This film, along with existing SBH Scotland resources, will be promoted by the charity’s support workers to schools across Scotland over the next twelve months. It will serve as a model of how these complex disabilities can be approached by those working in an education setting to help all children reach their full potential.
SBH Scotland was granted £20,000 from the ScottishPower Foundation at the beginning of the year. This funding went towards our Be All You Can Be work. The programme offers specialist early intervention support for 186 children aged 0-8 across Scotland and an estimated 558 carers or siblings.
Representatives from the charity attended the ceremony which took place at the new Glasgow HQ of ScottishPower, funder of the ScottishPower Foundation. SBH Scotland received an additional £5,000 as part of the education award.
Deborah Roe, Director of Fundraising for SBH Scotland, said, “We are very grateful for the continued support of the Scottish Power Foundation and honoured to win this award which will enable our inclusion work in schools to continue into the future. We’d also like to thank Dalespark Primary School for their dedication in working with us on this important project.”
Ann McKechin, Trustee and Executive Officer of the ScottishPower Foundation, said: “It’s fantastic to see Spina Bifida Hydrocephalus Scotland partner with Dalespark Primary School to improve the lives of young people facing difficulties in our local communities and create best practice tools. The project is a model example of how charities and education services can successfully work together to foster better conditions for children, and a very worthy winner.”

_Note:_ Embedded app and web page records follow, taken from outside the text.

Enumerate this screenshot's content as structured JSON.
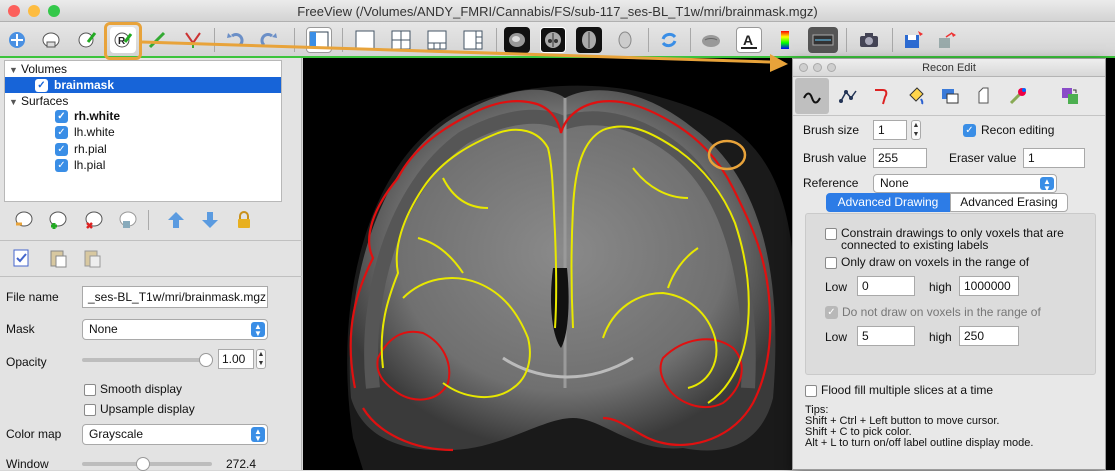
{
  "window": {
    "title": "FreeView (/Volumes/ANDY_FMRI/Cannabis/FS/sub-117_ses-BL_T1w/mri/brainmask.mgz)"
  },
  "toolbar": {
    "icons": [
      "navigate-icon",
      "voxel-edit-icon",
      "recon-edit-icon",
      "roi-edit-icon",
      "point-set-edit-icon",
      "contour-icon",
      "undo-icon",
      "redo-icon",
      "toggle-panel-icon",
      "layout-1x1-icon",
      "layout-2x2-icon",
      "layout-1-3-icon",
      "layout-1-3h-icon",
      "sagittal-view-icon",
      "coronal-view-icon",
      "axial-view-icon",
      "3d-view-icon",
      "reset-view-icon",
      "toggle-surface-icon",
      "toggle-annotation-icon",
      "color-bar-icon",
      "coordinate-icon",
      "snapshot-icon",
      "save-icon",
      "save-as-icon"
    ]
  },
  "layers": {
    "volumes_label": "Volumes",
    "volumes": [
      {
        "name": "brainmask",
        "checked": true
      }
    ],
    "surfaces_label": "Surfaces",
    "surfaces": [
      {
        "name": "rh.white",
        "checked": true
      },
      {
        "name": "lh.white",
        "checked": true
      },
      {
        "name": "rh.pial",
        "checked": true
      },
      {
        "name": "lh.pial",
        "checked": true
      }
    ]
  },
  "properties": {
    "file_name_label": "File name",
    "file_name_value": "_ses-BL_T1w/mri/brainmask.mgz",
    "mask_label": "Mask",
    "mask_value": "None",
    "opacity_label": "Opacity",
    "opacity_value": "1.00",
    "opacity_fraction": 0.95,
    "smooth_label": "Smooth display",
    "upsample_label": "Upsample display",
    "colormap_label": "Color map",
    "colormap_value": "Grayscale",
    "window_label": "Window",
    "window_value": "272.4"
  },
  "recon_edit": {
    "title": "Recon Edit",
    "tabs": [
      "freehand-icon",
      "polyline-icon",
      "livewire-icon",
      "fill-icon",
      "contour-icon",
      "color-picker-icon",
      "clone-icon",
      "replace-icon"
    ],
    "brush_size_label": "Brush size",
    "brush_size_value": "1",
    "recon_editing_label": "Recon editing",
    "brush_value_label": "Brush value",
    "brush_value": "255",
    "eraser_value_label": "Eraser value",
    "eraser_value": "1",
    "reference_label": "Reference",
    "reference_value": "None",
    "tab_adv_drawing": "Advanced Drawing",
    "tab_adv_erasing": "Advanced Erasing",
    "constrain_label_1": "Constrain drawings to only voxels that are",
    "constrain_label_2": "connected to existing labels",
    "only_draw_label": "Only draw on voxels in the range of",
    "low_label": "Low",
    "high_label": "high",
    "range1_low": "0",
    "range1_high": "1000000",
    "do_not_draw_label": "Do not draw on voxels in the range of",
    "range2_low": "5",
    "range2_high": "250",
    "flood_fill_label": "Flood fill multiple slices at a time",
    "tips_title": "Tips:",
    "tip1": "Shift + Ctrl + Left button to move cursor.",
    "tip2": "Shift + C to pick color.",
    "tip3": "Alt + L to turn on/off label outline display mode."
  },
  "colors": {
    "accent": "#3a8ee6",
    "highlight": "#e8a33a",
    "white_surface": "#e8e800",
    "pial_surface": "#e01010",
    "toolbar_border": "#3cc43c"
  }
}
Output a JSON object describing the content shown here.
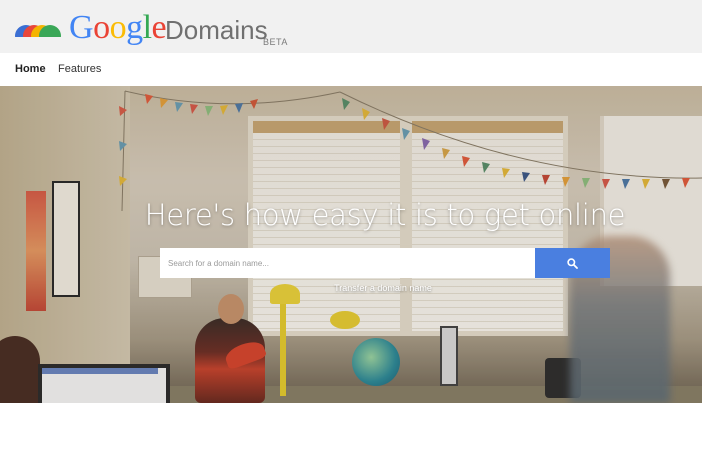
{
  "brand": {
    "google_letters": [
      {
        "char": "G",
        "color": "#4285f4"
      },
      {
        "char": "o",
        "color": "#ea4335"
      },
      {
        "char": "o",
        "color": "#fbbc05"
      },
      {
        "char": "g",
        "color": "#4285f4"
      },
      {
        "char": "l",
        "color": "#34a853"
      },
      {
        "char": "e",
        "color": "#ea4335"
      }
    ],
    "google": "Google",
    "product": "Domains",
    "badge": "BETA",
    "logo_colors": [
      "#3b6fd3",
      "#e8463b",
      "#f4b400",
      "#3aa757"
    ]
  },
  "nav": {
    "home": "Home",
    "features": "Features"
  },
  "hero": {
    "title": "Here's how easy it is to get online",
    "search_placeholder": "Search for a domain name...",
    "search_icon": "search-icon",
    "transfer_link": "Transfer a domain name",
    "accent_color": "#4a7fe0"
  }
}
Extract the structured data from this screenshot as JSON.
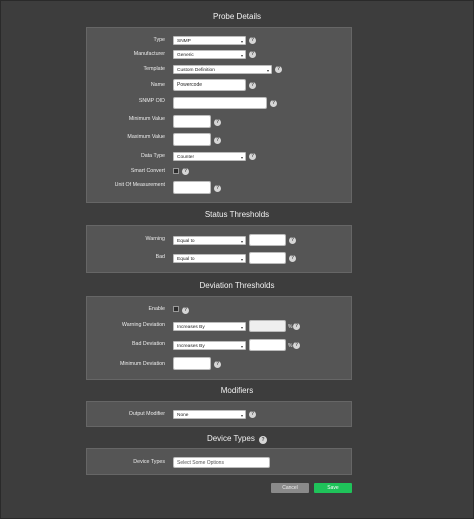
{
  "sections": {
    "probe_details": "Probe Details",
    "status_thresholds": "Status Thresholds",
    "deviation_thresholds": "Deviation Thresholds",
    "modifiers": "Modifiers",
    "device_types": "Device Types"
  },
  "probe": {
    "type_label": "Type",
    "type_value": "SNMP",
    "manufacturer_label": "Manufacturer",
    "manufacturer_value": "Generic",
    "template_label": "Template",
    "template_value": "Custom Definition",
    "name_label": "Name",
    "name_value": "Powercode",
    "snmp_oid_label": "SNMP OID",
    "snmp_oid_value": "",
    "min_label": "Minimum Value",
    "min_value": "",
    "max_label": "Maximum Value",
    "max_value": "",
    "data_type_label": "Data Type",
    "data_type_value": "Counter",
    "smart_convert_label": "Smart Convert",
    "unit_label": "Unit Of Measurement",
    "unit_value": ""
  },
  "status": {
    "warning_label": "Warning",
    "warning_op": "Equal to",
    "warning_value": "",
    "bad_label": "Bad",
    "bad_op": "Equal to",
    "bad_value": ""
  },
  "deviation": {
    "enable_label": "Enable",
    "warning_label": "Warning Deviation",
    "warning_op": "Increases By",
    "warning_value": "",
    "bad_label": "Bad Deviation",
    "bad_op": "Increases By",
    "bad_value": "",
    "pct_symbol": "%",
    "min_label": "Minimum Deviation",
    "min_value": ""
  },
  "modifiers": {
    "output_label": "Output Modifier",
    "output_value": "None"
  },
  "device_types": {
    "label": "Device Types",
    "placeholder": "Select Some Options"
  },
  "buttons": {
    "cancel": "Cancel",
    "save": "Save"
  },
  "help_glyph": "?",
  "caret_glyph": "▾"
}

The ScottishPower Foundation was established in 2013 to support charitable projects and reinforce the energy company’s commitment to charitable work throughout the UK. The Awards ceremony is now in its fourth year and has become a yearly platform celebrate the work of the projects which the Foundation has provided funding to during 2017. This year it donated more than £1.8M to 26 organisations.